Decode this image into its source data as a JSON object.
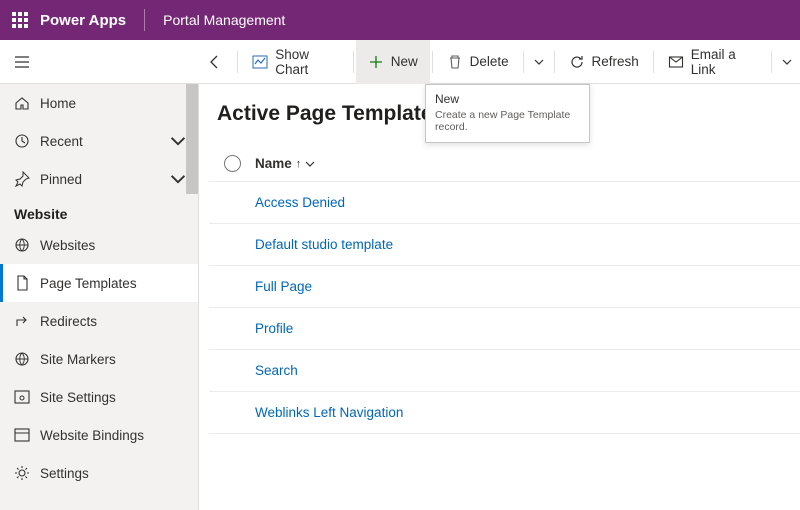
{
  "header": {
    "app_name": "Power Apps",
    "module": "Portal Management"
  },
  "commandbar": {
    "back": "",
    "show_chart": "Show Chart",
    "new": "New",
    "delete": "Delete",
    "refresh": "Refresh",
    "email_link": "Email a Link"
  },
  "tooltip": {
    "title": "New",
    "desc": "Create a new Page Template record."
  },
  "sidebar": {
    "home": "Home",
    "recent": "Recent",
    "pinned": "Pinned",
    "group_website": "Website",
    "websites": "Websites",
    "page_templates": "Page Templates",
    "redirects": "Redirects",
    "site_markers": "Site Markers",
    "site_settings": "Site Settings",
    "website_bindings": "Website Bindings",
    "settings": "Settings"
  },
  "view": {
    "title": "Active Page Templates",
    "column_name": "Name"
  },
  "rows": [
    {
      "name": "Access Denied"
    },
    {
      "name": "Default studio template"
    },
    {
      "name": "Full Page"
    },
    {
      "name": "Profile"
    },
    {
      "name": "Search"
    },
    {
      "name": "Weblinks Left Navigation"
    }
  ],
  "colors": {
    "brand": "#742774",
    "link": "#0066b8",
    "accent": "#0078d4"
  }
}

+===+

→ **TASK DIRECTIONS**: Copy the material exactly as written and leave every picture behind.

→ **RESPONSE TO THE TASK**:
Decode this image into its source data as a JSON object.
{
  "header": {
    "app_name": "Power Apps",
    "module": "Portal Management"
  },
  "commandbar": {
    "back": "",
    "show_chart": "Show Chart",
    "new": "New",
    "delete": "Delete",
    "refresh": "Refresh",
    "email_link": "Email a Link"
  },
  "tooltip": {
    "title": "New",
    "desc": "Create a new Page Template record."
  },
  "sidebar": {
    "home": "Home",
    "recent": "Recent",
    "pinned": "Pinned",
    "group_website": "Website",
    "websites": "Websites",
    "page_templates": "Page Templates",
    "redirects": "Redirects",
    "site_markers": "Site Markers",
    "site_settings": "Site Settings",
    "website_bindings": "Website Bindings",
    "settings": "Settings"
  },
  "view": {
    "title": "Active Page Templates",
    "column_name": "Name"
  },
  "rows": [
    {
      "name": "Access Denied"
    },
    {
      "name": "Default studio template"
    },
    {
      "name": "Full Page"
    },
    {
      "name": "Profile"
    },
    {
      "name": "Search"
    },
    {
      "name": "Weblinks Left Navigation"
    }
  ],
  "colors": {
    "brand": "#742774",
    "link": "#0066b8",
    "accent": "#0078d4"
  }
}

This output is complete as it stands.